Activity: Repeat the listing below exactly. Pictures do not belong in the copy.

^^^^

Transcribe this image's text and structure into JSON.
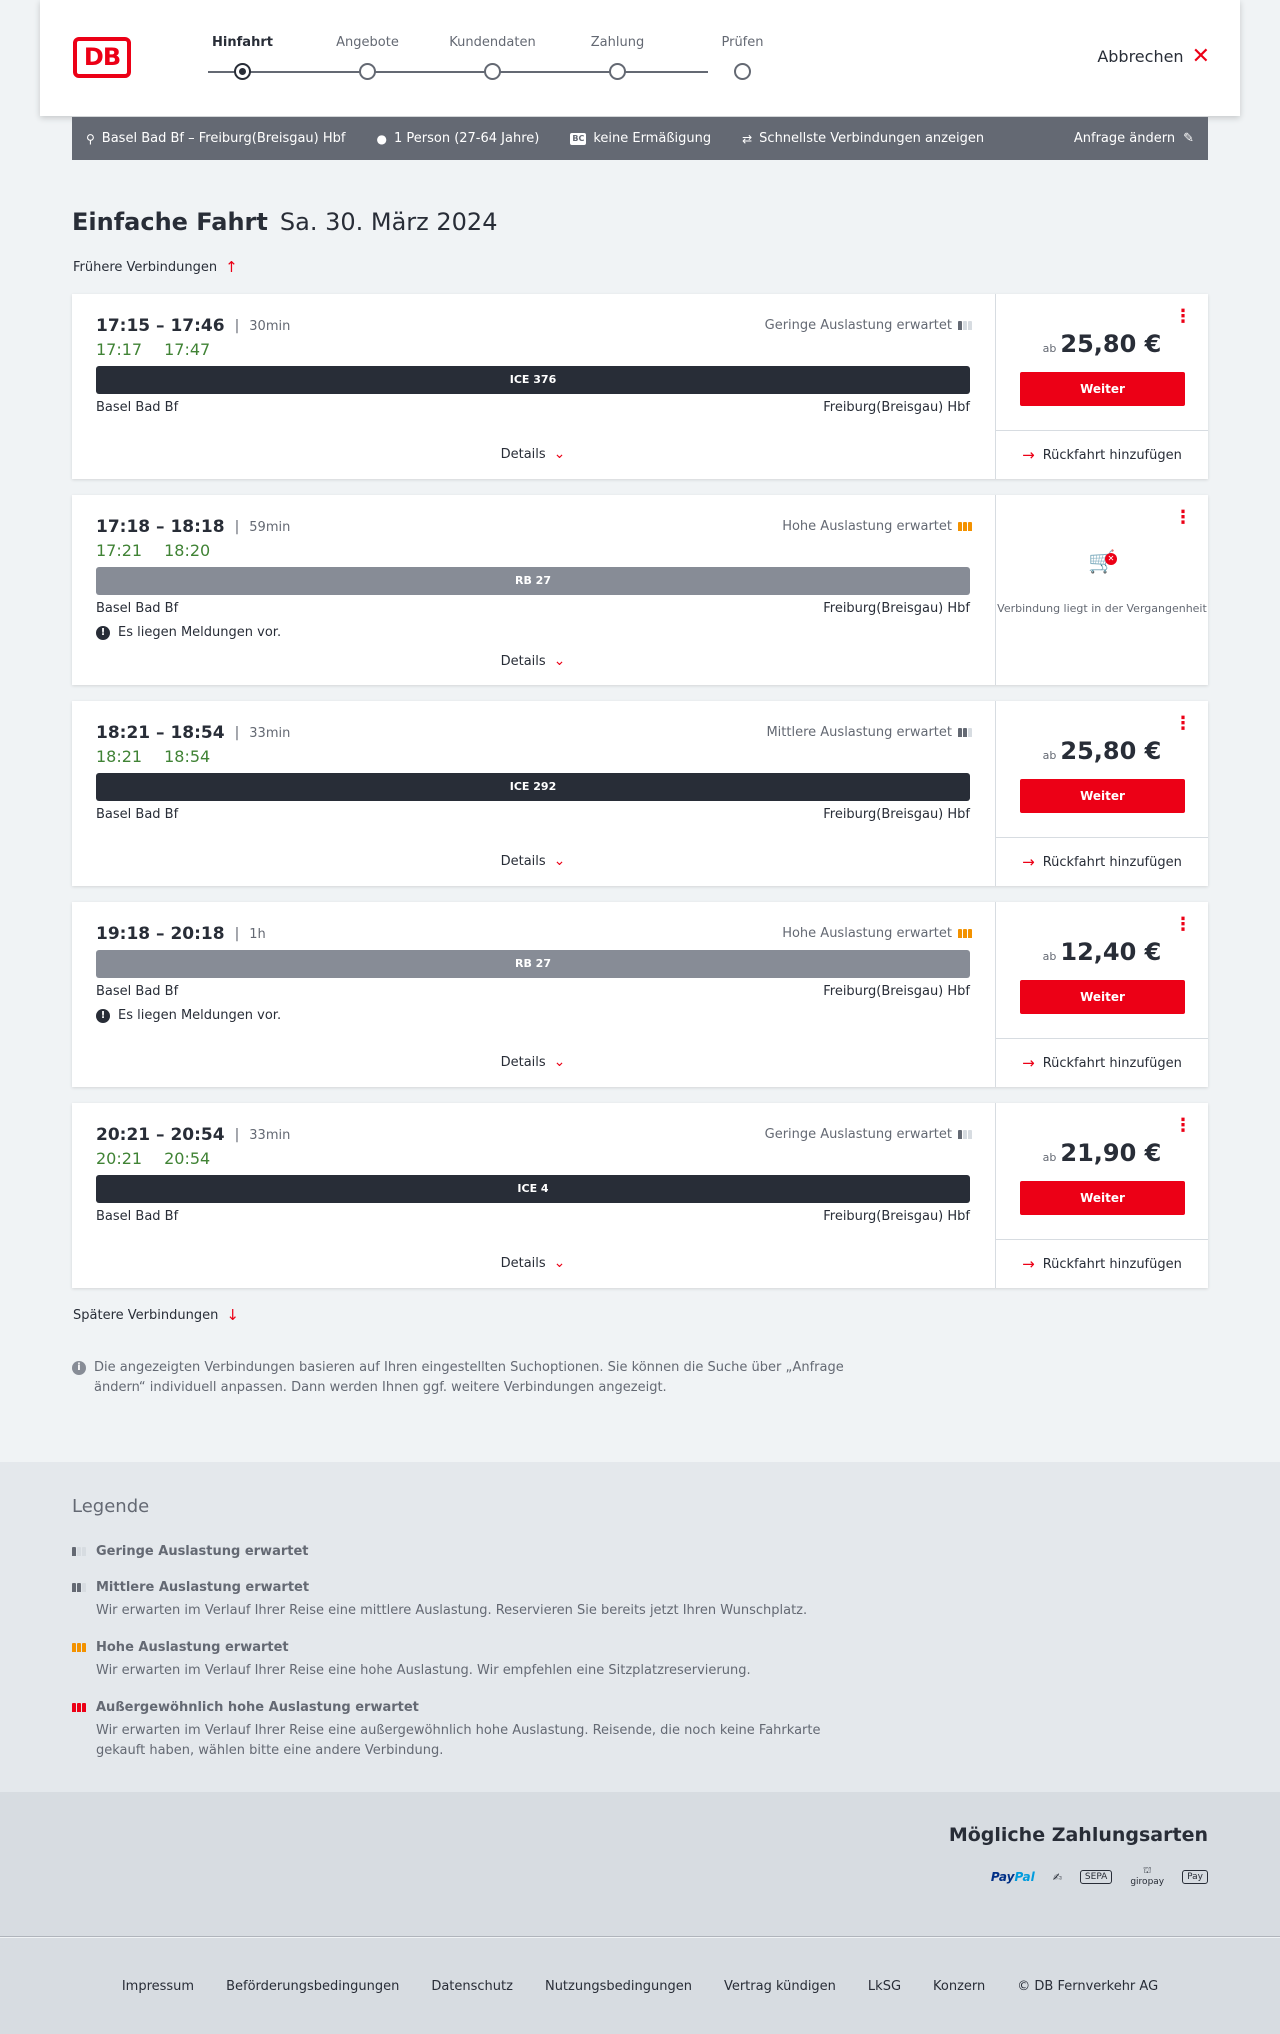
{
  "logo": "DB",
  "steps": [
    {
      "label": "Hinfahrt"
    },
    {
      "label": "Angebote"
    },
    {
      "label": "Kundendaten"
    },
    {
      "label": "Zahlung"
    },
    {
      "label": "Prüfen"
    }
  ],
  "cancel_label": "Abbrechen",
  "search": {
    "route": "Basel Bad Bf – Freiburg(Breisgau) Hbf",
    "passengers": "1 Person (27-64 Jahre)",
    "bc_badge": "BC",
    "discount": "keine Ermäßigung",
    "option": "Schnellste Verbindungen anzeigen",
    "edit": "Anfrage ändern"
  },
  "title": {
    "main": "Einfache Fahrt",
    "date": "Sa. 30. März 2024"
  },
  "earlier": "Frühere Verbindungen",
  "later": "Spätere Verbindungen",
  "connections": [
    {
      "times": "17:15 – 17:46",
      "duration": "30min",
      "rt_dep": "17:17",
      "rt_arr": "17:47",
      "load": "Geringe Auslastung erwartet",
      "train": "ICE 376",
      "from": "Basel Bad Bf",
      "to": "Freiburg(Breisgau) Hbf",
      "details": "Details",
      "price_prefix": "ab",
      "price": "25,80 €",
      "button": "Weiter",
      "return": "Rückfahrt hinzufügen"
    },
    {
      "times": "17:18 – 18:18",
      "duration": "59min",
      "rt_dep": "17:21",
      "rt_arr": "18:20",
      "load": "Hohe Auslastung erwartet",
      "train": "RB 27",
      "from": "Basel Bad Bf",
      "to": "Freiburg(Breisgau) Hbf",
      "notice": "Es liegen Meldungen vor.",
      "details": "Details",
      "past": "Verbindung liegt in der Vergangenheit"
    },
    {
      "times": "18:21 – 18:54",
      "duration": "33min",
      "rt_dep": "18:21",
      "rt_arr": "18:54",
      "load": "Mittlere Auslastung erwartet",
      "train": "ICE 292",
      "from": "Basel Bad Bf",
      "to": "Freiburg(Breisgau) Hbf",
      "details": "Details",
      "price_prefix": "ab",
      "price": "25,80 €",
      "button": "Weiter",
      "return": "Rückfahrt hinzufügen"
    },
    {
      "times": "19:18 – 20:18",
      "duration": "1h",
      "load": "Hohe Auslastung erwartet",
      "train": "RB 27",
      "from": "Basel Bad Bf",
      "to": "Freiburg(Breisgau) Hbf",
      "notice": "Es liegen Meldungen vor.",
      "details": "Details",
      "price_prefix": "ab",
      "price": "12,40 €",
      "button": "Weiter",
      "return": "Rückfahrt hinzufügen"
    },
    {
      "times": "20:21 – 20:54",
      "duration": "33min",
      "rt_dep": "20:21",
      "rt_arr": "20:54",
      "load": "Geringe Auslastung erwartet",
      "train": "ICE 4",
      "from": "Basel Bad Bf",
      "to": "Freiburg(Breisgau) Hbf",
      "details": "Details",
      "price_prefix": "ab",
      "price": "21,90 €",
      "button": "Weiter",
      "return": "Rückfahrt hinzufügen"
    }
  ],
  "info_note": "Die angezeigten Verbindungen basieren auf Ihren eingestellten Suchoptionen. Sie können die Suche über „Anfrage ändern“ individuell anpassen. Dann werden Ihnen ggf. weitere Verbindungen angezeigt.",
  "legend": {
    "title": "Legende",
    "items": [
      {
        "head": "Geringe Auslastung erwartet"
      },
      {
        "head": "Mittlere Auslastung erwartet",
        "desc": "Wir erwarten im Verlauf Ihrer Reise eine mittlere Auslastung. Reservieren Sie bereits jetzt Ihren Wunschplatz."
      },
      {
        "head": "Hohe Auslastung erwartet",
        "desc": "Wir erwarten im Verlauf Ihrer Reise eine hohe Auslastung. Wir empfehlen eine Sitzplatzreservierung."
      },
      {
        "head": "Außergewöhnlich hohe Auslastung erwartet",
        "desc": "Wir erwarten im Verlauf Ihrer Reise eine außergewöhnlich hohe Auslastung. Reisende, die noch keine Fahrkarte gekauft haben, wählen bitte eine andere Verbindung."
      }
    ]
  },
  "payment": {
    "title": "Mögliche Zahlungsarten",
    "paypal_a": "Pay",
    "paypal_b": "Pal",
    "sepa": "SEPA",
    "giropay": "giropay",
    "applepay": "Pay"
  },
  "footer": [
    "Impressum",
    "Beförderungsbedingungen",
    "Datenschutz",
    "Nutzungsbedingungen",
    "Vertrag kündigen",
    "LkSG",
    "Konzern",
    "© DB Fernverkehr AG"
  ]
}
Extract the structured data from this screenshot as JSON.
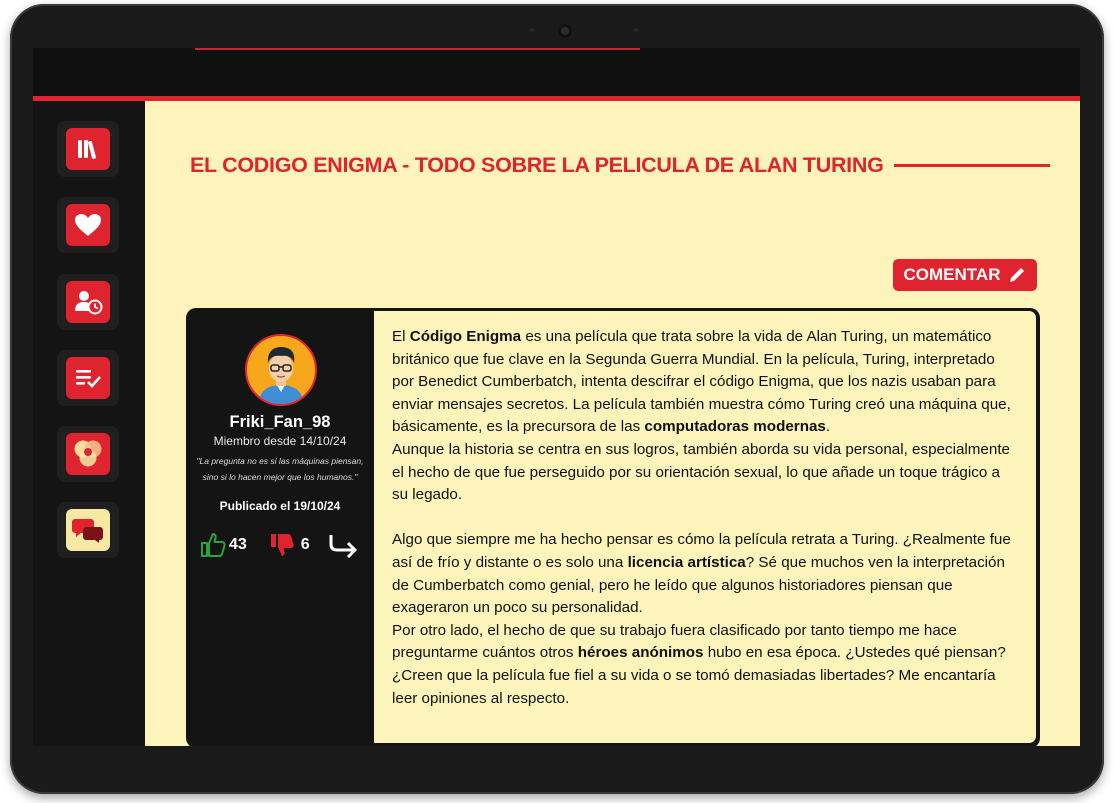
{
  "sidebar": {
    "items": [
      {
        "name": "library-icon"
      },
      {
        "name": "heart-icon"
      },
      {
        "name": "user-clock-icon"
      },
      {
        "name": "checklist-icon"
      },
      {
        "name": "venn-icon"
      },
      {
        "name": "chat-bubbles-icon"
      }
    ]
  },
  "page": {
    "title": "EL CODIGO ENIGMA - TODO SOBRE LA PELICULA DE ALAN TURING",
    "comment_button": "COMENTAR"
  },
  "post": {
    "author": {
      "username": "Friki_Fan_98",
      "member_since": "Miembro desde 14/10/24",
      "quote_line1": "\"La pregunta no es si las máquinas piensan,",
      "quote_line2": "sino si lo hacen mejor que los humanos.\""
    },
    "published": "Publicado el 19/10/24",
    "likes": "43",
    "dislikes": "6",
    "p1": {
      "t1": "El ",
      "b1": "Código Enigma",
      "t2": " es una película que trata sobre la vida de Alan Turing, un matemático británico que fue clave en la Segunda Guerra Mundial. En la película, Turing, interpretado por Benedict Cumberbatch, intenta descifrar el código Enigma, que los nazis usaban para enviar mensajes secretos. La película también muestra cómo Turing creó una máquina que, básicamente, es la precursora de las ",
      "b2": "computadoras modernas",
      "t3": "."
    },
    "p2": "Aunque la historia se centra en sus logros, también aborda su vida personal, especialmente el hecho de que fue perseguido por su orientación sexual, lo que añade un toque trágico a su legado.",
    "p3": {
      "t1": "Algo que siempre me ha hecho pensar es cómo la película retrata a Turing. ¿Realmente fue así de frío y distante o es solo una ",
      "b1": "licencia artística",
      "t2": "? Sé que muchos ven la interpretación de Cumberbatch como genial, pero he leído que algunos historiadores piensan que exageraron un poco su personalidad."
    },
    "p4": {
      "t1": "Por otro lado, el hecho de que su trabajo fuera clasificado por tanto tiempo me hace preguntarme cuántos otros ",
      "b1": "héroes anónimos",
      "t2": " hubo en esa época. ¿Ustedes qué piensan? ¿Creen que la película fue fiel a su vida o se tomó demasiadas libertades? Me encantaría leer opiniones al respecto."
    }
  },
  "colors": {
    "accent": "#e0242f",
    "background": "#fdf4bb",
    "dark": "#141414",
    "like": "#2aa43b"
  }
}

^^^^

Task response:
Transcribe this image's text and structure into JSON.
{
  "logo": "DB",
  "steps": [
    {
      "label": "Hinfahrt"
    },
    {
      "label": "Angebote"
    },
    {
      "label": "Kundendaten"
    },
    {
      "label": "Zahlung"
    },
    {
      "label": "Prüfen"
    }
  ],
  "cancel_label": "Abbrechen",
  "search": {
    "route": "Basel Bad Bf – Freiburg(Breisgau) Hbf",
    "passengers": "1 Person (27-64 Jahre)",
    "bc_badge": "BC",
    "discount": "keine Ermäßigung",
    "option": "Schnellste Verbindungen anzeigen",
    "edit": "Anfrage ändern"
  },
  "title": {
    "main": "Einfache Fahrt",
    "date": "Sa. 30. März 2024"
  },
  "earlier": "Frühere Verbindungen",
  "later": "Spätere Verbindungen",
  "connections": [
    {
      "times": "17:15 – 17:46",
      "duration": "30min",
      "rt_dep": "17:17",
      "rt_arr": "17:47",
      "load": "Geringe Auslastung erwartet",
      "train": "ICE 376",
      "from": "Basel Bad Bf",
      "to": "Freiburg(Breisgau) Hbf",
      "details": "Details",
      "price_prefix": "ab",
      "price": "25,80 €",
      "button": "Weiter",
      "return": "Rückfahrt hinzufügen"
    },
    {
      "times": "17:18 – 18:18",
      "duration": "59min",
      "rt_dep": "17:21",
      "rt_arr": "18:20",
      "load": "Hohe Auslastung erwartet",
      "train": "RB 27",
      "from": "Basel Bad Bf",
      "to": "Freiburg(Breisgau) Hbf",
      "notice": "Es liegen Meldungen vor.",
      "details": "Details",
      "past": "Verbindung liegt in der Vergangenheit"
    },
    {
      "times": "18:21 – 18:54",
      "duration": "33min",
      "rt_dep": "18:21",
      "rt_arr": "18:54",
      "load": "Mittlere Auslastung erwartet",
      "train": "ICE 292",
      "from": "Basel Bad Bf",
      "to": "Freiburg(Breisgau) Hbf",
      "details": "Details",
      "price_prefix": "ab",
      "price": "25,80 €",
      "button": "Weiter",
      "return": "Rückfahrt hinzufügen"
    },
    {
      "times": "19:18 – 20:18",
      "duration": "1h",
      "load": "Hohe Auslastung erwartet",
      "train": "RB 27",
      "from": "Basel Bad Bf",
      "to": "Freiburg(Breisgau) Hbf",
      "notice": "Es liegen Meldungen vor.",
      "details": "Details",
      "price_prefix": "ab",
      "price": "12,40 €",
      "button": "Weiter",
      "return": "Rückfahrt hinzufügen"
    },
    {
      "times": "20:21 – 20:54",
      "duration": "33min",
      "rt_dep": "20:21",
      "rt_arr": "20:54",
      "load": "Geringe Auslastung erwartet",
      "train": "ICE 4",
      "from": "Basel Bad Bf",
      "to": "Freiburg(Breisgau) Hbf",
      "details": "Details",
      "price_prefix": "ab",
      "price": "21,90 €",
      "button": "Weiter",
      "return": "Rückfahrt hinzufügen"
    }
  ],
  "info_note": "Die angezeigten Verbindungen basieren auf Ihren eingestellten Suchoptionen. Sie können die Suche über „Anfrage ändern“ individuell anpassen. Dann werden Ihnen ggf. weitere Verbindungen angezeigt.",
  "legend": {
    "title": "Legende",
    "items": [
      {
        "head": "Geringe Auslastung erwartet"
      },
      {
        "head": "Mittlere Auslastung erwartet",
        "desc": "Wir erwarten im Verlauf Ihrer Reise eine mittlere Auslastung. Reservieren Sie bereits jetzt Ihren Wunschplatz."
      },
      {
        "head": "Hohe Auslastung erwartet",
        "desc": "Wir erwarten im Verlauf Ihrer Reise eine hohe Auslastung. Wir empfehlen eine Sitzplatzreservierung."
      },
      {
        "head": "Außergewöhnlich hohe Auslastung erwartet",
        "desc": "Wir erwarten im Verlauf Ihrer Reise eine außergewöhnlich hohe Auslastung. Reisende, die noch keine Fahrkarte gekauft haben, wählen bitte eine andere Verbindung."
      }
    ]
  },
  "payment": {
    "title": "Mögliche Zahlungsarten",
    "paypal_a": "Pay",
    "paypal_b": "Pal",
    "sepa": "SEPA",
    "giropay": "giropay",
    "applepay": "Pay"
  },
  "footer": [
    "Impressum",
    "Beförderungsbedingungen",
    "Datenschutz",
    "Nutzungsbedingungen",
    "Vertrag kündigen",
    "LkSG",
    "Konzern",
    "© DB Fernverkehr AG"
  ]
}
Extract the structured data from this screenshot as JSON.
{
  "sidebar": {
    "items": [
      {
        "name": "library-icon"
      },
      {
        "name": "heart-icon"
      },
      {
        "name": "user-clock-icon"
      },
      {
        "name": "checklist-icon"
      },
      {
        "name": "venn-icon"
      },
      {
        "name": "chat-bubbles-icon"
      }
    ]
  },
  "page": {
    "title": "EL CODIGO ENIGMA - TODO SOBRE LA PELICULA DE ALAN TURING",
    "comment_button": "COMENTAR"
  },
  "post": {
    "author": {
      "username": "Friki_Fan_98",
      "member_since": "Miembro desde 14/10/24",
      "quote_line1": "\"La pregunta no es si las máquinas piensan,",
      "quote_line2": "sino si lo hacen mejor que los humanos.\""
    },
    "published": "Publicado el 19/10/24",
    "likes": "43",
    "dislikes": "6",
    "p1": {
      "t1": "El ",
      "b1": "Código Enigma",
      "t2": " es una película que trata sobre la vida de Alan Turing, un matemático británico que fue clave en la Segunda Guerra Mundial. En la película, Turing, interpretado por Benedict Cumberbatch, intenta descifrar el código Enigma, que los nazis usaban para enviar mensajes secretos. La película también muestra cómo Turing creó una máquina que, básicamente, es la precursora de las ",
      "b2": "computadoras modernas",
      "t3": "."
    },
    "p2": "Aunque la historia se centra en sus logros, también aborda su vida personal, especialmente el hecho de que fue perseguido por su orientación sexual, lo que añade un toque trágico a su legado.",
    "p3": {
      "t1": "Algo que siempre me ha hecho pensar es cómo la película retrata a Turing. ¿Realmente fue así de frío y distante o es solo una ",
      "b1": "licencia artística",
      "t2": "? Sé que muchos ven la interpretación de Cumberbatch como genial, pero he leído que algunos historiadores piensan que exageraron un poco su personalidad."
    },
    "p4": {
      "t1": "Por otro lado, el hecho de que su trabajo fuera clasificado por tanto tiempo me hace preguntarme cuántos otros ",
      "b1": "héroes anónimos",
      "t2": " hubo en esa época. ¿Ustedes qué piensan? ¿Creen que la película fue fiel a su vida o se tomó demasiadas libertades? Me encantaría leer opiniones al respecto."
    }
  },
  "colors": {
    "accent": "#e0242f",
    "background": "#fdf4bb",
    "dark": "#141414",
    "like": "#2aa43b"
  }
}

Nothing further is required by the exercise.